*HOW TO COMPLETE THIS TASK*
Match on the string "owner" in the entries below and return every matching line.

*DATA TO USE*

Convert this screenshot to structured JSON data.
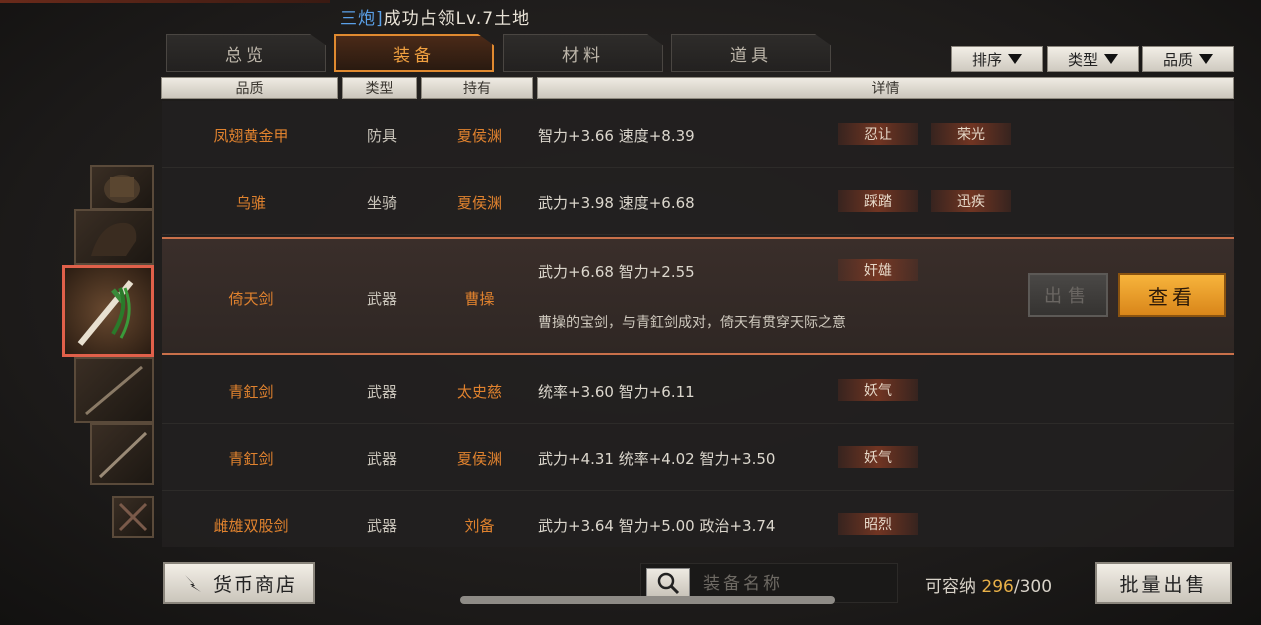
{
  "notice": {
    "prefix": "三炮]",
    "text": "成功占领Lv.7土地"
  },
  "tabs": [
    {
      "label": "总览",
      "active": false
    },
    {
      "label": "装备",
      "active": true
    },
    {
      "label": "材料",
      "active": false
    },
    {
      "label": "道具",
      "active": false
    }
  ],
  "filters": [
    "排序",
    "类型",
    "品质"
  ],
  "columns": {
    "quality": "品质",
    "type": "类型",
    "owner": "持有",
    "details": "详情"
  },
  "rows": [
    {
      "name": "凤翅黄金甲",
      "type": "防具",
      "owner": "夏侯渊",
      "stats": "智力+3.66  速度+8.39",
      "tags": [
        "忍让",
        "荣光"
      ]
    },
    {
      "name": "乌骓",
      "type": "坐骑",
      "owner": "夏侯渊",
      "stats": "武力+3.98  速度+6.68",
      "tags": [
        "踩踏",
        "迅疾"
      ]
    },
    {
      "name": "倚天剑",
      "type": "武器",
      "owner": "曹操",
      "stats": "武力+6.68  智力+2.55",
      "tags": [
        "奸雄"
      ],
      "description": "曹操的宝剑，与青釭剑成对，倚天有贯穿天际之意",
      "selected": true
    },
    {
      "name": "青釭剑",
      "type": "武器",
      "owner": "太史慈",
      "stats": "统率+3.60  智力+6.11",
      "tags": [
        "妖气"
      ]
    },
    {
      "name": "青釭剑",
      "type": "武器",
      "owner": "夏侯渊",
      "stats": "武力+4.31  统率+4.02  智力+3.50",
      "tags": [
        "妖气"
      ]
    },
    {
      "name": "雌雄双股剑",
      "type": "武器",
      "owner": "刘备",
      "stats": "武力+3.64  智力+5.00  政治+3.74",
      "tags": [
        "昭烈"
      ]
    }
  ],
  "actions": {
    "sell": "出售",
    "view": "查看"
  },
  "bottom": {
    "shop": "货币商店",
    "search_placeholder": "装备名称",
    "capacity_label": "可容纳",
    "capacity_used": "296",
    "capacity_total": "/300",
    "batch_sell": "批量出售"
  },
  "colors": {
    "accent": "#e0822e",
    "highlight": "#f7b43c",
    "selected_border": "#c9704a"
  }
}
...
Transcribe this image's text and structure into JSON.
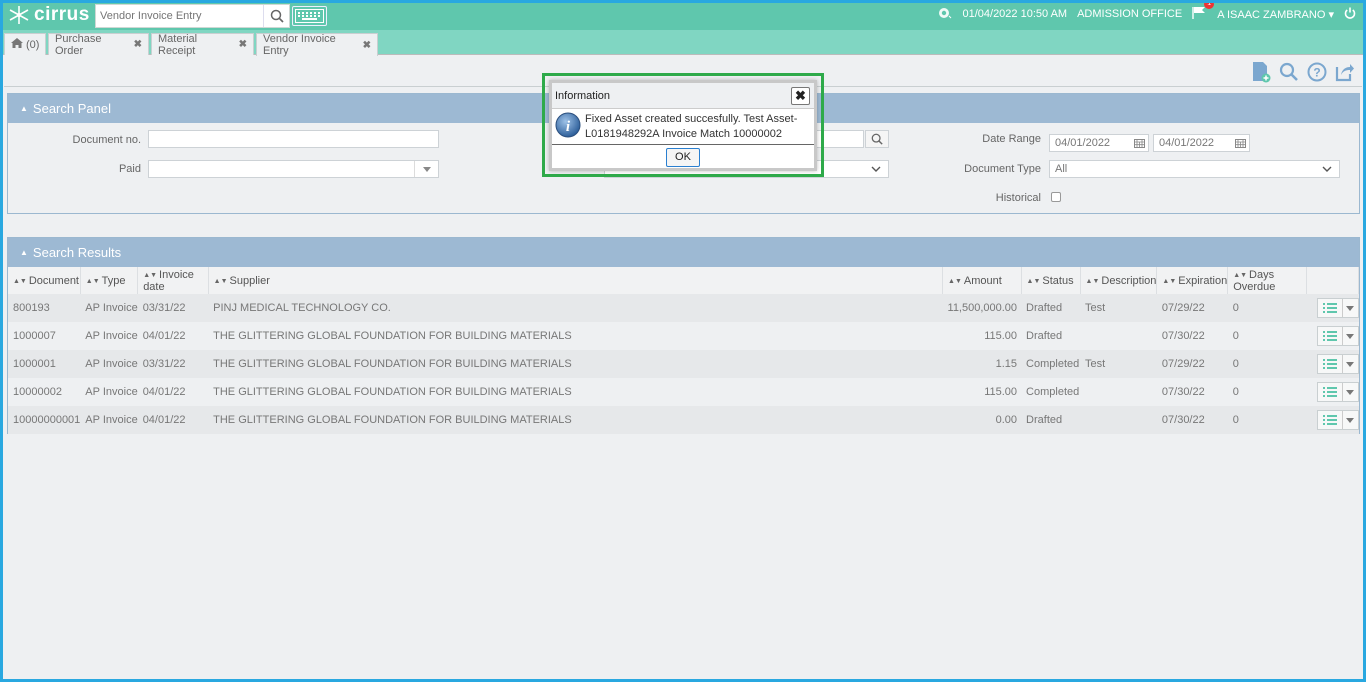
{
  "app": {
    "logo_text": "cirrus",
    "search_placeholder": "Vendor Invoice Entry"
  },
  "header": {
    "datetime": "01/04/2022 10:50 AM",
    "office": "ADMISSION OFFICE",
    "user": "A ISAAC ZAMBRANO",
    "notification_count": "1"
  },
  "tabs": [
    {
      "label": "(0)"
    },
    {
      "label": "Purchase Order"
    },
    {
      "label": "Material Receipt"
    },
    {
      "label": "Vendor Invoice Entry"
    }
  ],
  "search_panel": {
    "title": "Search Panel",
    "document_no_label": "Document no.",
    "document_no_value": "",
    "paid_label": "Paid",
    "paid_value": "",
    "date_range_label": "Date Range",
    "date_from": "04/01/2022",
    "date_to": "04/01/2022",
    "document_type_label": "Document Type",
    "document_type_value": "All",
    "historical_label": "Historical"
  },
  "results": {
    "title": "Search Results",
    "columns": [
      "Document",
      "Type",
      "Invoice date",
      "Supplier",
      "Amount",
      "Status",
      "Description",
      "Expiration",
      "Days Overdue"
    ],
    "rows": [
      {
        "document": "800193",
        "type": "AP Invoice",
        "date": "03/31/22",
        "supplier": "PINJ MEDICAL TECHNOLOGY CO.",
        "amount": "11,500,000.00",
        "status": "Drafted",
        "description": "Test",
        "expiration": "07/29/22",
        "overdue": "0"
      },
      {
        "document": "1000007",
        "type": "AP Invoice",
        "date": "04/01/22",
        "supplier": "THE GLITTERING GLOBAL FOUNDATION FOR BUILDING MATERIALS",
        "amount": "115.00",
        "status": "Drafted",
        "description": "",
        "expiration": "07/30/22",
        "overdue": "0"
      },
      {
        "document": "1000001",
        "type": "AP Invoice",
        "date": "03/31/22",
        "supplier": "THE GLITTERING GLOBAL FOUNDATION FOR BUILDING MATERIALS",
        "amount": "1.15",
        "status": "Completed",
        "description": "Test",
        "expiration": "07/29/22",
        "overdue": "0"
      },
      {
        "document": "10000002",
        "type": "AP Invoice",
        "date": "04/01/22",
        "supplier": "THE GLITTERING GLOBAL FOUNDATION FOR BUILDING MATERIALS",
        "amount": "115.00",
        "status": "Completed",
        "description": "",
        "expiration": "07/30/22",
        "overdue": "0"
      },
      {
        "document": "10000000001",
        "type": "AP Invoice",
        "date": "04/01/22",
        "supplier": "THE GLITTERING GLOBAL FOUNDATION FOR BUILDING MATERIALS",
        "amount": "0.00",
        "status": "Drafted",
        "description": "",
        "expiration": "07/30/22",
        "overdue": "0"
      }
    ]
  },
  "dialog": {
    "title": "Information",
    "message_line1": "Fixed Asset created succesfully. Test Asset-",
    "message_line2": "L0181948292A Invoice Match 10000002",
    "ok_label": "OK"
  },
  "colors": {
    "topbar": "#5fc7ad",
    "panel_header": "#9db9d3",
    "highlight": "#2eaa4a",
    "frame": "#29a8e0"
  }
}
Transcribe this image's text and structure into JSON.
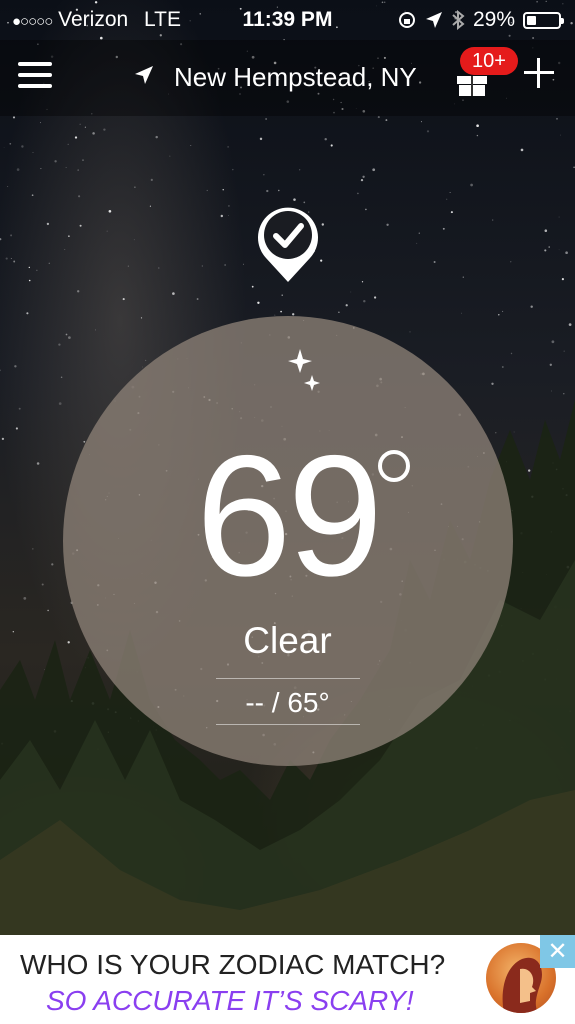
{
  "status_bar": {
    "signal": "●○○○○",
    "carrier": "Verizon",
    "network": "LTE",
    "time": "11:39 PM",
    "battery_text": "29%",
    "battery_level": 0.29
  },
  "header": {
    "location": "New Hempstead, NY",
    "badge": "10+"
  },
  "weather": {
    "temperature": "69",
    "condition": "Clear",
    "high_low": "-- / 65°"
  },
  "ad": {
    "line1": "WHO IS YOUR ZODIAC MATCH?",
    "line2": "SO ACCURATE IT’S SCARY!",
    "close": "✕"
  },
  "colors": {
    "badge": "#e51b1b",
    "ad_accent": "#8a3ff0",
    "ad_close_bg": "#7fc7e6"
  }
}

*TASK RESULT*
    "owner": "持有",
      "owner": "夏侯渊",
      "owner": "夏侯渊",
      "owner": "曹操",
      "owner": "太史慈",
      "owner": "夏侯渊",
      "owner": "刘备",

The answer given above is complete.